  • It is important to change up your exercise every so often (perhaps every 3-4 weeks) to ensure you are constantly challenging your body. Just like going to work each day to do the same job gets boring, your body gets bored of doing the same exercise day in, day out.
  • I don’t believe in isolation exercises (ie bicep curls) and much prefer compound exercises (exercises that target multiple muscles) such as burpees and deadlifts, hence you will see a lot of these in my workouts.
  • It is important to rest muscle groups for 24-48 hours before using them again, ie I wouldn’t perform a legs workout today and then do it again tomorrow as it just doesn’t leave enough time for the muscle to recover and repair.
  • Exercise doesn’t always have to be structured. If you are struggling with time, you can just try and get in 10,000 steps of walking whilst running errands.
  • Listen to your body! If you don’t feel like exercising, don’t! Our bodies are very good at telling us what they want, and if they want to rest, let them!
  • Keep it mindful. Make sure that whilst you’re exercising you’re thinking about the muscles being used and focusing on good form, rather than swinging like a wild person and thinking about what you’re having for dinner!
  • Post workout nutrition is important. Within 40 minutes of strength training you should consume at least 30g of protein to help your muscles recover.

I hope these tips have helped you to understand what sort of exercise you should be doing. For further assistance, I have listed below an example of what I do most weeks for my exercise. If you require further assistance regarding your exercise or would like a personal plan developed specifically for your goals, email me at and hopefully I will be able to help you out 🙂

Full Body Blast

This workout targets every part of the body through the following compound exercises. The aim of this workout is to perform each of the exercises for 1 minute consecutively. Following the completion of the exercise sequence, a 2-3 minute break is recommended before repeating the next sequence of exercises. This workout requires you to keep an eye on your watch to identify when 1 minute has elapsed and the best gains occur when no breaks are taken during the minute. As with the other workouts, a light 5-10 minute warm up is recommended beforehand.

         Perform each of the exercises for 1 minute in the following orderBurpee

– Burpees

– Push Ups

– Dumbbell Shoulder Press

– Mountain Climbers

– Tricep Dips

– Bicep Curls

– Plank Jacks

– Russian Twists

– Jump Squats

                                            2 – 3 Minute Break


Triceps, Biceps and Abs

Similar to the chest, shoulders and legs plan, this workout is based on the AMRAP (As Many Rounds as Possible) principle where the main objective is to complete the sequence of exercises as many times as possible until the timer sounds for 12 minutes.
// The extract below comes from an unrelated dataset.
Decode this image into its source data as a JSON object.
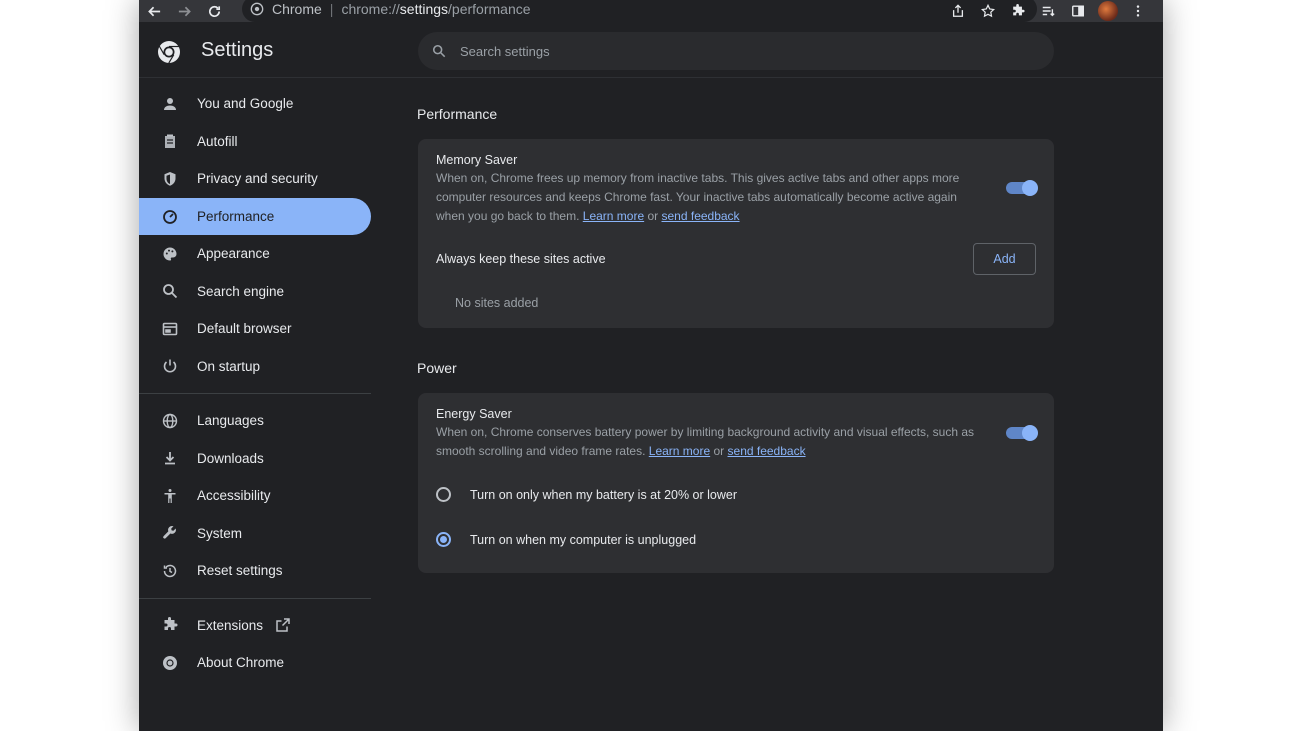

A 5-10 minute warm up of light jogging, cycling or walking is recommended prior to starting. To get the best results from these workouts it is best not to stop until the 12 minutes has finished although a quick break may be necessary. A 2-3 minute break is recommended between the first and second 12 minute rounds. Given the sequential structure of the exercises, these workouts should be counted as cardio.

Workout 2: Triceps, Biceps and Abs




Chest, Legs and Shoulders

This workout is based on the AMRAP (As Many Rounds as Possible) principle where the main objective is to complete the sequence of exercises as many times as possible until the timer sounds for 12 minutes. A 5-10 minute warm up of light jogging, cycling or walking is recommended prior to starting. To get the best results from these workouts it is best not to stop until the 12 minutes has finished although a quick break may be necessary. A 2-3 minute break is recommended between the first and second 12 minute rounds. Given the sequential structure of the exercises, these workouts should be counted as cardio.


Workout 1: Chest, Shoulders and Legs

CandS Legs1